[What is being asked]:
Below are some records; copy them word for word and drop the pictures.
Supplied entries Start Marker
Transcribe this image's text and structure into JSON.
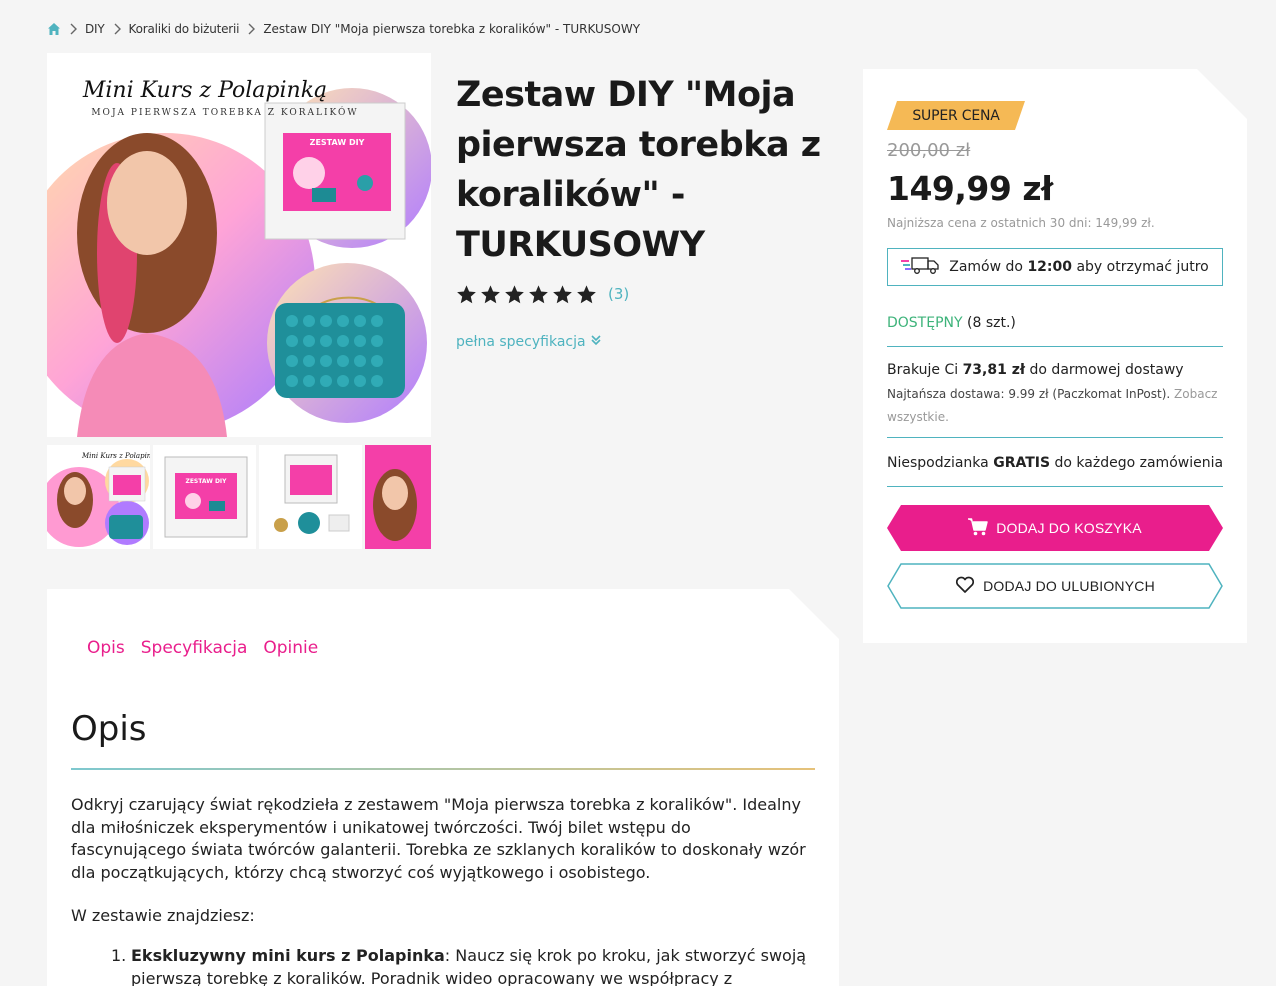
{
  "breadcrumb": {
    "items": [
      "DIY",
      "Koraliki do biżuterii",
      "Zestaw DIY \"Moja pierwsza torebka z koralików\" - TURKUSOWY"
    ]
  },
  "gallery": {
    "main_title": "Mini Kurs z Polapinką",
    "main_subtitle": "MOJA PIERWSZA TOREBKA Z KORALIKÓW",
    "box_label": "ZESTAW DIY",
    "thumb_title": "Mini Kurs z Polapinką",
    "thumb_box_label": "ZESTAW DIY"
  },
  "product": {
    "title_lines": [
      "Zestaw DIY \"Moja",
      "pierwsza torebka z",
      "koralików\" -",
      "TURKUSOWY"
    ],
    "rating_stars": 6,
    "rating_count": "(3)",
    "spec_link": "pełna specyfikacja"
  },
  "buybox": {
    "badge": "SUPER CENA",
    "old_price": "200,00 zł",
    "price": "149,99 zł",
    "lowest_price_note": "Najniższa cena z ostatnich 30 dni: 149,99 zł.",
    "delivery_prefix": "Zamów do",
    "delivery_time": "12:00",
    "delivery_suffix": "aby otrzymać jutro",
    "availability_label": "DOSTĘPNY",
    "availability_count": "(8 szt.)",
    "free_shipping_prefix": "Brakuje Ci",
    "free_shipping_amount": "73,81 zł",
    "free_shipping_suffix": "do darmowej dostawy",
    "cheapest_delivery": "Najtańsza dostawa: 9.99 zł (Paczkomat InPost).",
    "see_all": "Zobacz wszystkie.",
    "surprise_prefix": "Niespodzianka",
    "surprise_bold": "GRATIS",
    "surprise_suffix": "do każdego zamówienia",
    "add_to_cart": "DODAJ DO KOSZYKA",
    "add_to_wishlist": "DODAJ DO ULUBIONYCH"
  },
  "description": {
    "tabs": [
      "Opis",
      "Specyfikacja",
      "Opinie"
    ],
    "heading": "Opis",
    "paragraph": "Odkryj czarujący świat rękodzieła z zestawem \"Moja pierwsza torebka z koralików\". Idealny dla miłośniczek eksperymentów i unikatowej twórczości. Twój bilet wstępu do fascynującego świata twórców galanterii. Torebka ze szklanych koralików to doskonały wzór dla początkujących, którzy chcą stworzyć coś wyjątkowego i osobistego.",
    "kit_intro": "W zestawie znajdziesz:",
    "list_item_1_bold": "Ekskluzywny mini kurs z Polapinka",
    "list_item_1_text": ": Naucz się krok po kroku, jak stworzyć swoją pierwszą torebkę z koralików. Poradnik wideo opracowany we współpracy z influencerką i"
  },
  "colors": {
    "accent_pink": "#e91e8c",
    "accent_teal": "#4fb3bf",
    "badge_orange": "#f5b955",
    "available_green": "#3db37a"
  }
}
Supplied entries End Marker
[Output for this exercise]:
Transcribe this image's text and structure into JSON.
{
  "breadcrumb": {
    "items": [
      "DIY",
      "Koraliki do biżuterii",
      "Zestaw DIY \"Moja pierwsza torebka z koralików\" - TURKUSOWY"
    ]
  },
  "gallery": {
    "main_title": "Mini Kurs z Polapinką",
    "main_subtitle": "MOJA PIERWSZA TOREBKA Z KORALIKÓW",
    "box_label": "ZESTAW DIY",
    "thumb_title": "Mini Kurs z Polapinką",
    "thumb_box_label": "ZESTAW DIY"
  },
  "product": {
    "title_lines": [
      "Zestaw DIY \"Moja",
      "pierwsza torebka z",
      "koralików\" -",
      "TURKUSOWY"
    ],
    "rating_stars": 6,
    "rating_count": "(3)",
    "spec_link": "pełna specyfikacja"
  },
  "buybox": {
    "badge": "SUPER CENA",
    "old_price": "200,00 zł",
    "price": "149,99 zł",
    "lowest_price_note": "Najniższa cena z ostatnich 30 dni: 149,99 zł.",
    "delivery_prefix": "Zamów do",
    "delivery_time": "12:00",
    "delivery_suffix": "aby otrzymać jutro",
    "availability_label": "DOSTĘPNY",
    "availability_count": "(8 szt.)",
    "free_shipping_prefix": "Brakuje Ci",
    "free_shipping_amount": "73,81 zł",
    "free_shipping_suffix": "do darmowej dostawy",
    "cheapest_delivery": "Najtańsza dostawa: 9.99 zł (Paczkomat InPost).",
    "see_all": "Zobacz wszystkie.",
    "surprise_prefix": "Niespodzianka",
    "surprise_bold": "GRATIS",
    "surprise_suffix": "do każdego zamówienia",
    "add_to_cart": "DODAJ DO KOSZYKA",
    "add_to_wishlist": "DODAJ DO ULUBIONYCH"
  },
  "description": {
    "tabs": [
      "Opis",
      "Specyfikacja",
      "Opinie"
    ],
    "heading": "Opis",
    "paragraph": "Odkryj czarujący świat rękodzieła z zestawem \"Moja pierwsza torebka z koralików\". Idealny dla miłośniczek eksperymentów i unikatowej twórczości. Twój bilet wstępu do fascynującego świata twórców galanterii. Torebka ze szklanych koralików to doskonały wzór dla początkujących, którzy chcą stworzyć coś wyjątkowego i osobistego.",
    "kit_intro": "W zestawie znajdziesz:",
    "list_item_1_bold": "Ekskluzywny mini kurs z Polapinka",
    "list_item_1_text": ": Naucz się krok po kroku, jak stworzyć swoją pierwszą torebkę z koralików. Poradnik wideo opracowany we współpracy z influencerką i"
  },
  "colors": {
    "accent_pink": "#e91e8c",
    "accent_teal": "#4fb3bf",
    "badge_orange": "#f5b955",
    "available_green": "#3db37a"
  }
}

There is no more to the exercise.